c. It is generally a term of probation that you attend a Mother’s Against Drunk Driving (“MADD”) program designed to educate the individual about the impact driving under the influence can have on the victims of accidents
d. Participation in a group for the treatment of addiction such as alcoholics anonymous, or narcotics anonymous
In addition to the standard penalties for what is known as a “simple” DUI, there are certain factors which, if present, can result in even more enhanced penalties, the enhancing factors include:
- Driving thirty miles per hour over the allowable speed limit on a highway, or twenty-five miles per hour on a residential road;
- Causing injury, or death to another person while driving under the influence;
- Causing damage to property while driving under the influence;
- Driving under the influence with a passenger who is under the age of 14 at the time of the DUI; this will also be charged as Child Endangerment pursuant to California Penal Code §273(a);
- Refusing to submit to a blood, or breath test, after being informed by the officer of the consequences associated with your refusal; and
- Having a blood alcohol content of over 0.15% at the time of your arrest
The extent of the impact these aggravating factors depends on which factor is present, and the extent of the damage caused by the presence of that aggravating factor. For more information regarding the sentence enhancements associated with a DUI where aggravating factors are present please review our article titled “Aggravated DUI.”
There are many more possible penalties associated with a third offense DUI, but whatever the potential penalties, it is important to have an attorney representing you at this phase of your case. The attorneys at Los Angeles DUI Attorney Law Firm have extensive experience defending cases in Los Angeles County, and are aware of a judge’s “baseline” sentence for various criminal charges. Armed with this information, your attorney can advocate for a lesser sentence, which I below the judge’s “baseline.”
HOW CAN AN ATTORNEY FROM LOS ANGELES DUI ATTORNEY LAW FIRM HELP ME IF I HAVE BEEN CHARGED WITH A THIRD OFFENSE DUI?
A LOS ANGELES DUI ATTORNEY CAN HELP
As you may be aware, DUI charges are known as “wobbler” offenses, and can be brought as either a misdemeanor or a felony, depending on the facts of your case. It is critical to avoid a felony DUI chargev. The attorneys at Los Angeles DUI Attorney Law Firm have experience dealing with the District Attorneys in Los Angeles County, and can successfully advocate for the charge to be brought against you as a misdemeanor. You attorney will begin building a defense for your case based on the facts they obtain during your FREE initial consultation, as well as facts they obtain as the process continues. Promises cannot be made about the outcome of your case, but the attorneys at Los Angeles DUI Attorney Law Firm do not shy away from a fight, and advocate on your behalf ferociously.

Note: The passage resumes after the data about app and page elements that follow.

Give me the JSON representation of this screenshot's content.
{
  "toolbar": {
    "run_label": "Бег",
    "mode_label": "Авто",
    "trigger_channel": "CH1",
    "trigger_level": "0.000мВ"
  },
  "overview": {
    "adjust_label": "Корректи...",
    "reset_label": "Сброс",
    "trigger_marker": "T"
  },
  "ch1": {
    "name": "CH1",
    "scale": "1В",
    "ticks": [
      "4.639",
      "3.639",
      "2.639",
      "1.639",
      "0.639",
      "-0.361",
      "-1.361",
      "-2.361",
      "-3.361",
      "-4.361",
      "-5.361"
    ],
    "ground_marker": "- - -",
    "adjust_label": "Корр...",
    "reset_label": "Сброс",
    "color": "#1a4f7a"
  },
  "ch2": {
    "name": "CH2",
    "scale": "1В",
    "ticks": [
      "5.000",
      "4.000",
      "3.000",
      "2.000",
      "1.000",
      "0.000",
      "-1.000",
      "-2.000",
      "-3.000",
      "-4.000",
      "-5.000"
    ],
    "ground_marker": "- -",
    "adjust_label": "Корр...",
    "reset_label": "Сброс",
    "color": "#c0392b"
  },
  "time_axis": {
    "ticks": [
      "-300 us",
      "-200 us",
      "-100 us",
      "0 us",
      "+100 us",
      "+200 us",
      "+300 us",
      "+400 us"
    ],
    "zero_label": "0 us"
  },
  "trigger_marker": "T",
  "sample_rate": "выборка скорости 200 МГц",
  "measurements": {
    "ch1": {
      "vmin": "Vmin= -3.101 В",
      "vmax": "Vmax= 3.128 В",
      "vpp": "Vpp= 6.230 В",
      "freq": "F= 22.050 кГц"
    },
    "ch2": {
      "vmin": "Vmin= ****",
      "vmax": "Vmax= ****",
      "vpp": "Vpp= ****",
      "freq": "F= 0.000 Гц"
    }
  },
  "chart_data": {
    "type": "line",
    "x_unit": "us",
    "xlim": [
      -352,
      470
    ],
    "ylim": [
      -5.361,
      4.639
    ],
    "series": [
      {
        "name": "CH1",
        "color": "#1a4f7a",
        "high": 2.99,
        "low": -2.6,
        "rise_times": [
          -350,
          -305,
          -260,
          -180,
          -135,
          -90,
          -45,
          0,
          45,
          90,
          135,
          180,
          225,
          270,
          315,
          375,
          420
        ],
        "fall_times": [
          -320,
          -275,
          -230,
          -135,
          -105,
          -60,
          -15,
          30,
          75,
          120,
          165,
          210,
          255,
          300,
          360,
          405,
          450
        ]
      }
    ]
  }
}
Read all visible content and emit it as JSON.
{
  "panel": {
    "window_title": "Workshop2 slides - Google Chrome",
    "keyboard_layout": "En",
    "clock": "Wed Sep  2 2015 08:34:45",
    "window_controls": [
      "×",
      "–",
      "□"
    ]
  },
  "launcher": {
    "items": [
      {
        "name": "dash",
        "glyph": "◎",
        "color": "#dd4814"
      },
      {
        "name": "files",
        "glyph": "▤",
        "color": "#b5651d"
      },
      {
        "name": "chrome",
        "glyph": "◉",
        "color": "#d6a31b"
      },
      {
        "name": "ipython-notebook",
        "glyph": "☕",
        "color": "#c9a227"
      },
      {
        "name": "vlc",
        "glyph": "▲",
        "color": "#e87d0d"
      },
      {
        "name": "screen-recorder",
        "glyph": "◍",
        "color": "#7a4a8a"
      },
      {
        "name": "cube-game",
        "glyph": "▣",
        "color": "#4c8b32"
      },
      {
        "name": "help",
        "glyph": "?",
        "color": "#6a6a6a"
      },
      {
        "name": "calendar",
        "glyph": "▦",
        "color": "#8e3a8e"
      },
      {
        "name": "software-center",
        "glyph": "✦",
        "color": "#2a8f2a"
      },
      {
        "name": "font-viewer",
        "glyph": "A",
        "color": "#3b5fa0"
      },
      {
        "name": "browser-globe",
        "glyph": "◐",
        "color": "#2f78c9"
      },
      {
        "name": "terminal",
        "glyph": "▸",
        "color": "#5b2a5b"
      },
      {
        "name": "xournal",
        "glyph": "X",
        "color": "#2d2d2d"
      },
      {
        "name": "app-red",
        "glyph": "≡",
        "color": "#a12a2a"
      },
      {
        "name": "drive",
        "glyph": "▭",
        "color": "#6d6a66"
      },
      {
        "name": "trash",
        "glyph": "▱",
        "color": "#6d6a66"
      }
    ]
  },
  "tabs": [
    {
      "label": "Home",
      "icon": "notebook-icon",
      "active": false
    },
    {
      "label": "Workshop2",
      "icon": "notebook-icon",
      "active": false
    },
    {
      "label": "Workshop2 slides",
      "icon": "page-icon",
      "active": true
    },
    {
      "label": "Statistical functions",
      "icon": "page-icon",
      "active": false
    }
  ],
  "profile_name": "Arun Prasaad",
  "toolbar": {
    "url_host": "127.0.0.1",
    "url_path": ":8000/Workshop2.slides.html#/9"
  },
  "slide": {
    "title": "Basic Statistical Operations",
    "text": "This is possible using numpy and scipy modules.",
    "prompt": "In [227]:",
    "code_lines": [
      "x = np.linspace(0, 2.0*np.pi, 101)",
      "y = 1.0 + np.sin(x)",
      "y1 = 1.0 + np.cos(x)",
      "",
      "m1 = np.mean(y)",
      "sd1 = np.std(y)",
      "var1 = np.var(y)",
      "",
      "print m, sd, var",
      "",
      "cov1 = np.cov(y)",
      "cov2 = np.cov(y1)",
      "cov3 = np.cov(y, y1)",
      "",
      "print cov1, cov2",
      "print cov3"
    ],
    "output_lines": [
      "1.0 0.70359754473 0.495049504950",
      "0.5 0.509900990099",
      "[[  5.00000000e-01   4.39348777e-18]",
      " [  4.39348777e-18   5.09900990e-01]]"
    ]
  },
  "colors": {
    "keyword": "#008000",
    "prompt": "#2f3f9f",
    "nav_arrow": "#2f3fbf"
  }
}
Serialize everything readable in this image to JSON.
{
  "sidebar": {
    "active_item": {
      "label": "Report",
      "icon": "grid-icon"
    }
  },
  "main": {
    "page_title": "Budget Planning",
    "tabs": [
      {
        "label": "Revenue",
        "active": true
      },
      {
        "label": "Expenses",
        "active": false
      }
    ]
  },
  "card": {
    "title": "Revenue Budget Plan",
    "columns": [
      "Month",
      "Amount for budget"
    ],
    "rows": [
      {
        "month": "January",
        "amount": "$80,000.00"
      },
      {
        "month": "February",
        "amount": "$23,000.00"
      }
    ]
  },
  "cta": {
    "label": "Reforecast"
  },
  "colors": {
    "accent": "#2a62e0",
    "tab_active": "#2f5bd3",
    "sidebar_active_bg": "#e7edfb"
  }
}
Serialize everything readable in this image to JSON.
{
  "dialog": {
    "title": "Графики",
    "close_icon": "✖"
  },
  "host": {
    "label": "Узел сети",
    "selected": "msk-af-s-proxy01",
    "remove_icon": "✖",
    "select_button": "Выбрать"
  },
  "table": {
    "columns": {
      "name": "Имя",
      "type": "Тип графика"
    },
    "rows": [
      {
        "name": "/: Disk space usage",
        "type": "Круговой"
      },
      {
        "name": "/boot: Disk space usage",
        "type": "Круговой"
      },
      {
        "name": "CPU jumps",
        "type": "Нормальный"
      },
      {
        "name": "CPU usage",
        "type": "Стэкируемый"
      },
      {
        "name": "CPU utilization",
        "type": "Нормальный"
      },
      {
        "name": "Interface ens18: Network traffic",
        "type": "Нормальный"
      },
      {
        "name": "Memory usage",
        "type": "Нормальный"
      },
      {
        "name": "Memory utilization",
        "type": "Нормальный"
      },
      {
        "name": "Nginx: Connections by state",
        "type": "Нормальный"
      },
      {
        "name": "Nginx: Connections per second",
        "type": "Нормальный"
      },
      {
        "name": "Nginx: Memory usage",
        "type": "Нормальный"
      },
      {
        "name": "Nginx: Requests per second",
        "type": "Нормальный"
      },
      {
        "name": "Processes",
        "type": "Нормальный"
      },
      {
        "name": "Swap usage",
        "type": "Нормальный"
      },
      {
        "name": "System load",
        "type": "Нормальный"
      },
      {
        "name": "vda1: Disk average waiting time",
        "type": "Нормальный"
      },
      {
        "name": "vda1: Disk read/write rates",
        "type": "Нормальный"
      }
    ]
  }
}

After reading the penalties you could face if you are convicted of a third DUI in the span of ten (10) years, it is understandable that you may be apprehensive about your case. The attorneys at Los Angeles DUI Attorney Law Firm will present the very best case they can to avoid you case ever making it to the sentencing phase. There are many defenses a skilled attorney can present, and rigorous cross-examination of the Prosecution’s witnesses against you will help weaken the Prosecution’s case against you. Some of the defenses your attorney can raise on your behalf include, but are not limited to:
- Your Constitutional rights were violated because the arresting officer did not have probable cause to arrest you, thus certain evidence must be excluded as a matter of law;
- Your Constitutional rights were violated because the arresting officer never read you your Miranda rights before beginning questioning, thus any statements obtained from you must be exclude as a matter of law;
- California law was not followed as it relates to the maintenance of the equipment utilized to obtain your BAC, and thus must be excluded as a matter of law.